The answer should consist of each line below that contains the word "Developer".

────────────────

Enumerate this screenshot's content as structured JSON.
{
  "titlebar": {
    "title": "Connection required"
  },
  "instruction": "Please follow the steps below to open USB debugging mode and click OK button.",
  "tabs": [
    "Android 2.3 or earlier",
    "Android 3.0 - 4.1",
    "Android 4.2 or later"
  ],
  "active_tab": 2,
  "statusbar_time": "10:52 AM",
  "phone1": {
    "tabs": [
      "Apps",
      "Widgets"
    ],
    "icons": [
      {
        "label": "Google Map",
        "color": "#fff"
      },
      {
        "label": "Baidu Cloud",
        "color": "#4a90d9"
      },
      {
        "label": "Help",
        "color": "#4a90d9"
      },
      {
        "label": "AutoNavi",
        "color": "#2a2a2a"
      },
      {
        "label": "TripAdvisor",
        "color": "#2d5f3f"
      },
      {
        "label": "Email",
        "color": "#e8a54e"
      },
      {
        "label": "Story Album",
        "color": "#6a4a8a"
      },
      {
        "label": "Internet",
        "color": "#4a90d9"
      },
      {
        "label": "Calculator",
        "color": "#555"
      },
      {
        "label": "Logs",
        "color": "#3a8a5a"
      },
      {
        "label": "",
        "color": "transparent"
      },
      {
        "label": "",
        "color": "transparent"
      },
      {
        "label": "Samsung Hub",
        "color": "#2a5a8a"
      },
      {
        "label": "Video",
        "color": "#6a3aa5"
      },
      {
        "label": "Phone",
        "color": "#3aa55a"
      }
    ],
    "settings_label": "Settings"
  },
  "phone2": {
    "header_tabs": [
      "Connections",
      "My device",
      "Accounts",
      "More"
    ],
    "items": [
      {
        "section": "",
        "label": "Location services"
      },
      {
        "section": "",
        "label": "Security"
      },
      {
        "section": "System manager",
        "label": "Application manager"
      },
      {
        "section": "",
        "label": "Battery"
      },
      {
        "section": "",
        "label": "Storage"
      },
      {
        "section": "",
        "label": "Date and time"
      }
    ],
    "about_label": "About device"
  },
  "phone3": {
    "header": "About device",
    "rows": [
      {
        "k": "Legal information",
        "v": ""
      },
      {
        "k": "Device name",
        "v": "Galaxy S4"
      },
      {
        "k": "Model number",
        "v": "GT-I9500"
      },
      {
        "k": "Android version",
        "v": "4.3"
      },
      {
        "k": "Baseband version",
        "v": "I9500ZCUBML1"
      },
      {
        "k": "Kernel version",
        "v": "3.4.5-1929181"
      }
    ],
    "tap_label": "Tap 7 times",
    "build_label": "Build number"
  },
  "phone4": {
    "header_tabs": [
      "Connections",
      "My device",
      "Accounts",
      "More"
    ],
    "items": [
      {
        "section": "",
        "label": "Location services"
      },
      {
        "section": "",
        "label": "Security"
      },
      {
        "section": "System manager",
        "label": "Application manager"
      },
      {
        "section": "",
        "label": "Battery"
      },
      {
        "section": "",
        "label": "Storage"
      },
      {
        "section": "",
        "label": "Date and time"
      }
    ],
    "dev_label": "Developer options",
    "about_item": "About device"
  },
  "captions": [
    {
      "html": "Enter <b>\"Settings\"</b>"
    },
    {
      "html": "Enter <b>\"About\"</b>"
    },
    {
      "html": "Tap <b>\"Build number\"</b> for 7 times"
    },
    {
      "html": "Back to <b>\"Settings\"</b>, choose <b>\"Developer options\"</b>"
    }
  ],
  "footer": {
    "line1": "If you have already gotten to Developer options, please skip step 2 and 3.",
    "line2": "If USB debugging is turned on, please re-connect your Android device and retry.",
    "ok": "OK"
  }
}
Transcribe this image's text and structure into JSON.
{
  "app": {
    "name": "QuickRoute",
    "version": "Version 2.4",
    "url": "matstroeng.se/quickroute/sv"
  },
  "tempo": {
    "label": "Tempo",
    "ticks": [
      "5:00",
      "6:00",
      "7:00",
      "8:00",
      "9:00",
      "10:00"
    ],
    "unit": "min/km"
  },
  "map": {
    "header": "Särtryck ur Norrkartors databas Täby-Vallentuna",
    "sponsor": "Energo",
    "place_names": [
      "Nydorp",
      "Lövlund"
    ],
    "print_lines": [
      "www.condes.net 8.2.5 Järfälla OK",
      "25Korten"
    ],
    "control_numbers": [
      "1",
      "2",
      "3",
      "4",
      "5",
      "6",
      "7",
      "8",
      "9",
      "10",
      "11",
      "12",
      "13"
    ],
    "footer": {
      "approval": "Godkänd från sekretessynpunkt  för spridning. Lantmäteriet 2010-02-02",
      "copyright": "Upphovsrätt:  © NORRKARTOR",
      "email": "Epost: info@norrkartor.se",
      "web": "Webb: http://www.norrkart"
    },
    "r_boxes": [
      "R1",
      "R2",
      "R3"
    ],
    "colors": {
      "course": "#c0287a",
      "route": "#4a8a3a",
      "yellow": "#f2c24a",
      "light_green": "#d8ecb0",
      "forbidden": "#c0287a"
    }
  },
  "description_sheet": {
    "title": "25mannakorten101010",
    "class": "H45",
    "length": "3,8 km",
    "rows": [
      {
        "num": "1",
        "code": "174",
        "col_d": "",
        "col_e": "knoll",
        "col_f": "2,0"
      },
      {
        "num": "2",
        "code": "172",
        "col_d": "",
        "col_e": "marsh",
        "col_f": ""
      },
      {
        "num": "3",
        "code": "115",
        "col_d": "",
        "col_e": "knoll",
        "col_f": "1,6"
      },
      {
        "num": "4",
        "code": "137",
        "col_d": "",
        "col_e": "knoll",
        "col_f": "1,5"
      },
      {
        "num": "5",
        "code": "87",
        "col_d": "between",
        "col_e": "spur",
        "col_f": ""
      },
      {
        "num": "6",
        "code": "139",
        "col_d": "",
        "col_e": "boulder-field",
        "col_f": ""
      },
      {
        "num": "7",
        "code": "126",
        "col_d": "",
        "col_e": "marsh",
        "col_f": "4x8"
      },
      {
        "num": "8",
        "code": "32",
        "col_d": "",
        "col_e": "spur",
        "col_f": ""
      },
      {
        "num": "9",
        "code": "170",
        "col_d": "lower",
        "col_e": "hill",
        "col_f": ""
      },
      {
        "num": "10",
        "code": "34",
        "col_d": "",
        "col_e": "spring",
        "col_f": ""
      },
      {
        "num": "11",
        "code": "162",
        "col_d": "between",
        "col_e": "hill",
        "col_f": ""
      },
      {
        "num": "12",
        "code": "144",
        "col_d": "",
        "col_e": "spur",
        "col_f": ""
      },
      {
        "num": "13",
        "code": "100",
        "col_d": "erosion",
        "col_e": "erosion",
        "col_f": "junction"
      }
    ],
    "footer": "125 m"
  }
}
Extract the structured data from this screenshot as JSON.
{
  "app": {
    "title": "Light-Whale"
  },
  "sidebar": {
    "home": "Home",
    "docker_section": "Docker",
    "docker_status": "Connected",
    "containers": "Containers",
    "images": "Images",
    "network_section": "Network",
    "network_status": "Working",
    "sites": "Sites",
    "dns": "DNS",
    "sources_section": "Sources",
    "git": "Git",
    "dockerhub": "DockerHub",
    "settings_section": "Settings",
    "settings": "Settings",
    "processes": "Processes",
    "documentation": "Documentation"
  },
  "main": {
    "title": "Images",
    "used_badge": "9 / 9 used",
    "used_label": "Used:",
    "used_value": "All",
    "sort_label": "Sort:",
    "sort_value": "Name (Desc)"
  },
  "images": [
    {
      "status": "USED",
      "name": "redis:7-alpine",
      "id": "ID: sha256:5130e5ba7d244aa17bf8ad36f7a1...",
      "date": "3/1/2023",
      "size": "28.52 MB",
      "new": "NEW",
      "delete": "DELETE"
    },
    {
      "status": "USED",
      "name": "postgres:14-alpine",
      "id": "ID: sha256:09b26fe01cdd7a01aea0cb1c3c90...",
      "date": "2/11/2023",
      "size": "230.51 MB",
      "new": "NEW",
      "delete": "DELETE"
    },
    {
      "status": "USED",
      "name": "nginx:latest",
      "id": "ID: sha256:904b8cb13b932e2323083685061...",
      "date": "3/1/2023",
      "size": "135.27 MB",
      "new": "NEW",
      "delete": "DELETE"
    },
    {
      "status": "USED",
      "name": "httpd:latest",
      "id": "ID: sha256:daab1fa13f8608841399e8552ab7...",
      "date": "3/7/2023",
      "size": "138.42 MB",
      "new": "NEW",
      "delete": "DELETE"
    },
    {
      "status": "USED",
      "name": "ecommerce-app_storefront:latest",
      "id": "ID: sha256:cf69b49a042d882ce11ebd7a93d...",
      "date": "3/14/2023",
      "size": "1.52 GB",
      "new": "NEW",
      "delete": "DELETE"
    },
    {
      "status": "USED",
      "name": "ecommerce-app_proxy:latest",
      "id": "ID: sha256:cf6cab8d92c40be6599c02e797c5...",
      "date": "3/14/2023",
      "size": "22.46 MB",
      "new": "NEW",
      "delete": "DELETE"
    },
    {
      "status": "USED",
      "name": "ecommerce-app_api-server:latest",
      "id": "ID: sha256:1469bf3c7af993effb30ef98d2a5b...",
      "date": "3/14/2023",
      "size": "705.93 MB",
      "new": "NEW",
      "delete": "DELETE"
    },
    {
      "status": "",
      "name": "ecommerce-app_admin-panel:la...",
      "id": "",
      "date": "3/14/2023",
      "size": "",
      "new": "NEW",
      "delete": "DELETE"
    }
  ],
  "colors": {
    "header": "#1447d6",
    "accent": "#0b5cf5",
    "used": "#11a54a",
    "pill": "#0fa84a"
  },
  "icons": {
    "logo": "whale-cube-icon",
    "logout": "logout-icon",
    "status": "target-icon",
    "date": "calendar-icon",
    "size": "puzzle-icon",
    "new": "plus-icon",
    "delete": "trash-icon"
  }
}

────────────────

▶ [Response to this task]:
    "dev_label": "Developer options",
      "html": "Back to <b>\"Settings\"</b>, choose <b>\"Developer options\"</b>"
    "line1": "If you have already gotten to Developer options, please skip step 2 and 3.",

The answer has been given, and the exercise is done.